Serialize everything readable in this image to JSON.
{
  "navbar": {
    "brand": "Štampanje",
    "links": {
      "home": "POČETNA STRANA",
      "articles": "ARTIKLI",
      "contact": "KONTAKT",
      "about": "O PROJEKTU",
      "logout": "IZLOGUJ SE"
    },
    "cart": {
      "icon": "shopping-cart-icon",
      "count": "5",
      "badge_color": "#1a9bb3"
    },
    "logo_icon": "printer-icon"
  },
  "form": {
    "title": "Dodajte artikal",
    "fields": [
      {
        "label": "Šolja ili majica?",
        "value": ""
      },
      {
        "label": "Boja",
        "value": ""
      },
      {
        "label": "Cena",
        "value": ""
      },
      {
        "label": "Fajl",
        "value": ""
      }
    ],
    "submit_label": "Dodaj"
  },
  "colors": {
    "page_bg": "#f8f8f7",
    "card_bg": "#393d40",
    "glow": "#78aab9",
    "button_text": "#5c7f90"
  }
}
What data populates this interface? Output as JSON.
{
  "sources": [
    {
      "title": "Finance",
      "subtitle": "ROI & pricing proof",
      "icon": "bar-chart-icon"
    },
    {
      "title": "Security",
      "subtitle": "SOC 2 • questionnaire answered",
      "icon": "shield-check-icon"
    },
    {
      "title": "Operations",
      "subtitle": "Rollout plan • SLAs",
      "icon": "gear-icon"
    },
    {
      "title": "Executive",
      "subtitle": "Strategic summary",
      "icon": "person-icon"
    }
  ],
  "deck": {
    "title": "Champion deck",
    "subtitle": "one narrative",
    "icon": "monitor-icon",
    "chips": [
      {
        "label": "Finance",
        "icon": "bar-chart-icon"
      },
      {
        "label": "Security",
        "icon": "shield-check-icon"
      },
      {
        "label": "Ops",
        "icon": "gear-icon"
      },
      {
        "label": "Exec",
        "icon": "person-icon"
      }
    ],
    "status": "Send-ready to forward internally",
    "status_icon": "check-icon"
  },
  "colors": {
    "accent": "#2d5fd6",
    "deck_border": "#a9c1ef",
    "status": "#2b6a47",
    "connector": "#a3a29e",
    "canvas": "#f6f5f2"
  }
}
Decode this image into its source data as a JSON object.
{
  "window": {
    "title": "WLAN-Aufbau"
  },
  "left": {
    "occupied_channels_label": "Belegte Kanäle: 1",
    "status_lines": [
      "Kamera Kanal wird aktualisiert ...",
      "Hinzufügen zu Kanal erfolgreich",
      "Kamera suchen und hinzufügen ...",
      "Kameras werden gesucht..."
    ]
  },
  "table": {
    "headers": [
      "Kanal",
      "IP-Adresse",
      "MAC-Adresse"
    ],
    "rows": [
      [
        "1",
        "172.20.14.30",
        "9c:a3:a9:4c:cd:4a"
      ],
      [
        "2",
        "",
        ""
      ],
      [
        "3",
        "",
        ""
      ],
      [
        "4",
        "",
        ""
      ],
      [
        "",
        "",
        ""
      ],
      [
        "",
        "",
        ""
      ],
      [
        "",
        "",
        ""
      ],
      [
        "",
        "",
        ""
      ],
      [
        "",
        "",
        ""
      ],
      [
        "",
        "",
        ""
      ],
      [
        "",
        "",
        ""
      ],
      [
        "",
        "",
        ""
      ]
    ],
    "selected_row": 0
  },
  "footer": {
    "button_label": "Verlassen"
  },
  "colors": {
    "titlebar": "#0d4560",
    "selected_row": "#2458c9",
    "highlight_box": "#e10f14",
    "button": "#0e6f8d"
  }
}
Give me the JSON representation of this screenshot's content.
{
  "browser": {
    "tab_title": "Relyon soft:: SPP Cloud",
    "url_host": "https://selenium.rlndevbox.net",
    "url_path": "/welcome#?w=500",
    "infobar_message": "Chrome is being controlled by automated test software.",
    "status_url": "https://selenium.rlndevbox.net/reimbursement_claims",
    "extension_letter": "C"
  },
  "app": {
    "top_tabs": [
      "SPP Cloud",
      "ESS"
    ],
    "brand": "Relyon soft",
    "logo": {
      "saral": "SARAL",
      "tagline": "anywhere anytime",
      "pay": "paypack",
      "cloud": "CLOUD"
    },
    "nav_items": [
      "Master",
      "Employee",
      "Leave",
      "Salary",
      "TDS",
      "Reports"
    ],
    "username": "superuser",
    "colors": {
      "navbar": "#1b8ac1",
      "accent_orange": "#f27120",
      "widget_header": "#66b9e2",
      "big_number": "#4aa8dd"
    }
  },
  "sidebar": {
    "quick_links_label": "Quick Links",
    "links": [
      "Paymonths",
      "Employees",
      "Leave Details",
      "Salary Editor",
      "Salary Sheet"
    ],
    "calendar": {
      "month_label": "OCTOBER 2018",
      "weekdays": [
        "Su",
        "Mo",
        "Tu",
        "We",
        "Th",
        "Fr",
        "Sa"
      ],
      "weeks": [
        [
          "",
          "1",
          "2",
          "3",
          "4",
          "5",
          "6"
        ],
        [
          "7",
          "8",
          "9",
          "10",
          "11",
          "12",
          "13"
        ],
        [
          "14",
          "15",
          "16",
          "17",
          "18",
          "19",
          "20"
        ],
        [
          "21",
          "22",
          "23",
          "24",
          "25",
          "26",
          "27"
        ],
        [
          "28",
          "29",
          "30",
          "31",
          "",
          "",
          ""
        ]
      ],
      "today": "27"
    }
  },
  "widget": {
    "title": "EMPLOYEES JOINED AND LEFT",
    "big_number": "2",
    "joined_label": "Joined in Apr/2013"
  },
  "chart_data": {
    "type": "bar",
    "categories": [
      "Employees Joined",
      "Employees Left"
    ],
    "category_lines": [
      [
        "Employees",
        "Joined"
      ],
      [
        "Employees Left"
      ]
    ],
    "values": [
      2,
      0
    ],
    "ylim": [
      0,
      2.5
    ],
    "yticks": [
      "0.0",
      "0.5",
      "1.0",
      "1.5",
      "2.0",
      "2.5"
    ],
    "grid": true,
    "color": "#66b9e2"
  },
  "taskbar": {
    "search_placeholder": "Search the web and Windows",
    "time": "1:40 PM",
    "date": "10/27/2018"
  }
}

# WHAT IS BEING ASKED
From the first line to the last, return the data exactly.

# ANSWER TO THIS EXERCISE
Serialize everything readable in this image to JSON.
{
  "navbar": {
    "brand": "Štampanje",
    "links": {
      "home": "POČETNA STRANA",
      "articles": "ARTIKLI",
      "contact": "KONTAKT",
      "about": "O PROJEKTU",
      "logout": "IZLOGUJ SE"
    },
    "cart": {
      "icon": "shopping-cart-icon",
      "count": "5",
      "badge_color": "#1a9bb3"
    },
    "logo_icon": "printer-icon"
  },
  "form": {
    "title": "Dodajte artikal",
    "fields": [
      {
        "label": "Šolja ili majica?",
        "value": ""
      },
      {
        "label": "Boja",
        "value": ""
      },
      {
        "label": "Cena",
        "value": ""
      },
      {
        "label": "Fajl",
        "value": ""
      }
    ],
    "submit_label": "Dodaj"
  },
  "colors": {
    "page_bg": "#f8f8f7",
    "card_bg": "#393d40",
    "glow": "#78aab9",
    "button_text": "#5c7f90"
  }
}
What data populates this interface? Output as JSON.
{
  "sources": [
    {
      "title": "Finance",
      "subtitle": "ROI & pricing proof",
      "icon": "bar-chart-icon"
    },
    {
      "title": "Security",
      "subtitle": "SOC 2 • questionnaire answered",
      "icon": "shield-check-icon"
    },
    {
      "title": "Operations",
      "subtitle": "Rollout plan • SLAs",
      "icon": "gear-icon"
    },
    {
      "title": "Executive",
      "subtitle": "Strategic summary",
      "icon": "person-icon"
    }
  ],
  "deck": {
    "title": "Champion deck",
    "subtitle": "one narrative",
    "icon": "monitor-icon",
    "chips": [
      {
        "label": "Finance",
        "icon": "bar-chart-icon"
      },
      {
        "label": "Security",
        "icon": "shield-check-icon"
      },
      {
        "label": "Ops",
        "icon": "gear-icon"
      },
      {
        "label": "Exec",
        "icon": "person-icon"
      }
    ],
    "status": "Send-ready to forward internally",
    "status_icon": "check-icon"
  },
  "colors": {
    "accent": "#2d5fd6",
    "deck_border": "#a9c1ef",
    "status": "#2b6a47",
    "connector": "#a3a29e",
    "canvas": "#f6f5f2"
  }
}
Decode this image into its source data as a JSON object.
{
  "window": {
    "title": "WLAN-Aufbau"
  },
  "left": {
    "occupied_channels_label": "Belegte Kanäle: 1",
    "status_lines": [
      "Kamera Kanal wird aktualisiert ...",
      "Hinzufügen zu Kanal erfolgreich",
      "Kamera suchen und hinzufügen ...",
      "Kameras werden gesucht..."
    ]
  },
  "table": {
    "headers": [
      "Kanal",
      "IP-Adresse",
      "MAC-Adresse"
    ],
    "rows": [
      [
        "1",
        "172.20.14.30",
        "9c:a3:a9:4c:cd:4a"
      ],
      [
        "2",
        "",
        ""
      ],
      [
        "3",
        "",
        ""
      ],
      [
        "4",
        "",
        ""
      ],
      [
        "",
        "",
        ""
      ],
      [
        "",
        "",
        ""
      ],
      [
        "",
        "",
        ""
      ],
      [
        "",
        "",
        ""
      ],
      [
        "",
        "",
        ""
      ],
      [
        "",
        "",
        ""
      ],
      [
        "",
        "",
        ""
      ],
      [
        "",
        "",
        ""
      ]
    ],
    "selected_row": 0
  },
  "footer": {
    "button_label": "Verlassen"
  },
  "colors": {
    "titlebar": "#0d4560",
    "selected_row": "#2458c9",
    "highlight_box": "#e10f14",
    "button": "#0e6f8d"
  }
}
Give me the JSON representation of this screenshot's content.
{
  "browser": {
    "tab_title": "Relyon soft:: SPP Cloud",
    "url_host": "https://selenium.rlndevbox.net",
    "url_path": "/welcome#?w=500",
    "infobar_message": "Chrome is being controlled by automated test software.",
    "status_url": "https://selenium.rlndevbox.net/reimbursement_claims",
    "extension_letter": "C"
  },
  "app": {
    "top_tabs": [
      "SPP Cloud",
      "ESS"
    ],
    "brand": "Relyon soft",
    "logo": {
      "saral": "SARAL",
      "tagline": "anywhere anytime",
      "pay": "paypack",
      "cloud": "CLOUD"
    },
    "nav_items": [
      "Master",
      "Employee",
      "Leave",
      "Salary",
      "TDS",
      "Reports"
    ],
    "username": "superuser",
    "colors": {
      "navbar": "#1b8ac1",
      "accent_orange": "#f27120",
      "widget_header": "#66b9e2",
      "big_number": "#4aa8dd"
    }
  },
  "sidebar": {
    "quick_links_label": "Quick Links",
    "links": [
      "Paymonths",
      "Employees",
      "Leave Details",
      "Salary Editor",
      "Salary Sheet"
    ],
    "calendar": {
      "month_label": "OCTOBER 2018",
      "weekdays": [
        "Su",
        "Mo",
        "Tu",
        "We",
        "Th",
        "Fr",
        "Sa"
      ],
      "weeks": [
        [
          "",
          "1",
          "2",
          "3",
          "4",
          "5",
          "6"
        ],
        [
          "7",
          "8",
          "9",
          "10",
          "11",
          "12",
          "13"
        ],
        [
          "14",
          "15",
          "16",
          "17",
          "18",
          "19",
          "20"
        ],
        [
          "21",
          "22",
          "23",
          "24",
          "25",
          "26",
          "27"
        ],
        [
          "28",
          "29",
          "30",
          "31",
          "",
          "",
          ""
        ]
      ],
      "today": "27"
    }
  },
  "widget": {
    "title": "EMPLOYEES JOINED AND LEFT",
    "big_number": "2",
    "joined_label": "Joined in Apr/2013"
  },
  "chart_data": {
    "type": "bar",
    "categories": [
      "Employees Joined",
      "Employees Left"
    ],
    "category_lines": [
      [
        "Employees",
        "Joined"
      ],
      [
        "Employees Left"
      ]
    ],
    "values": [
      2,
      0
    ],
    "ylim": [
      0,
      2.5
    ],
    "yticks": [
      "0.0",
      "0.5",
      "1.0",
      "1.5",
      "2.0",
      "2.5"
    ],
    "grid": true,
    "color": "#66b9e2"
  },
  "taskbar": {
    "search_placeholder": "Search the web and Windows",
    "time": "1:40 PM",
    "date": "10/27/2018"
  }
}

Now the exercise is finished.